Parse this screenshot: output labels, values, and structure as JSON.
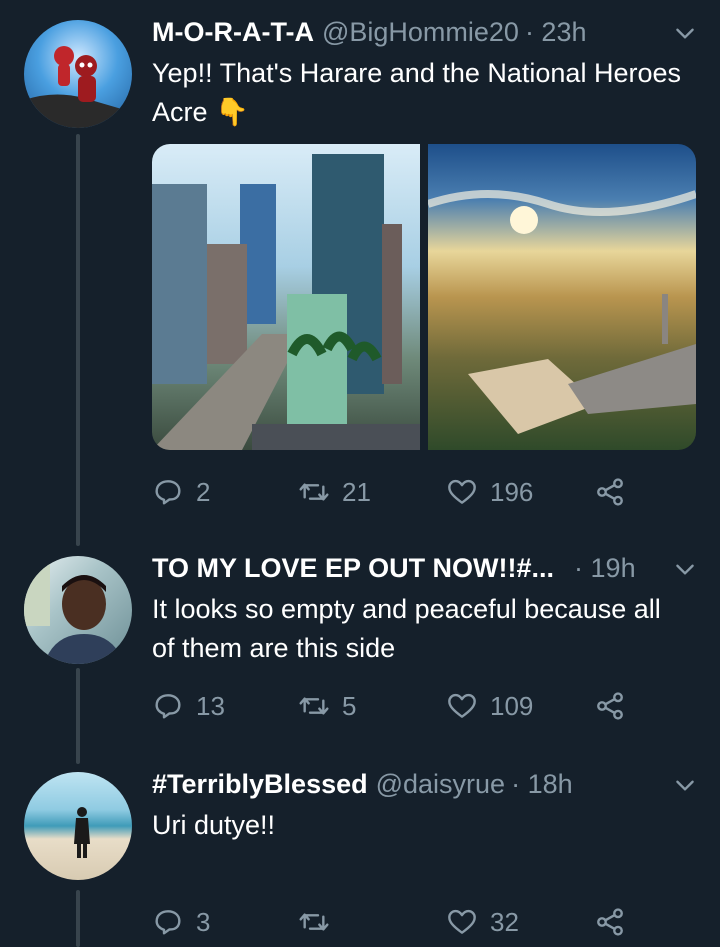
{
  "tweets": [
    {
      "name": "M-O-R-A-T-A",
      "handle": "@BigHommie20",
      "time": "· 23h",
      "text": "Yep!! That's Harare and the National Heroes Acre 👇",
      "replies": "2",
      "retweets": "21",
      "likes": "196",
      "avatar_icon": "deadpool-spiderman-avatar",
      "media": [
        "harare-city-photo",
        "national-heroes-acre-photo"
      ]
    },
    {
      "name": "TO MY LOVE EP OUT NOW!!#...",
      "handle": "",
      "time": "· 19h",
      "text": "It looks so empty and peaceful because all of them are this side",
      "replies": "13",
      "retweets": "5",
      "likes": "109",
      "avatar_icon": "man-portrait-avatar"
    },
    {
      "name": "#TerriblyBlessed",
      "handle": "@daisyrue",
      "time": "· 18h",
      "text": "Uri dutye!!",
      "replies": "3",
      "retweets": "",
      "likes": "32",
      "avatar_icon": "beach-person-avatar"
    }
  ],
  "colors": {
    "background": "#15202b",
    "secondary_text": "#8899a6",
    "thread_line": "#38444d"
  }
}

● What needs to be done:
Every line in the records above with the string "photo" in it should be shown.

● Response:
        "harare-city-photo",
        "national-heroes-acre-photo"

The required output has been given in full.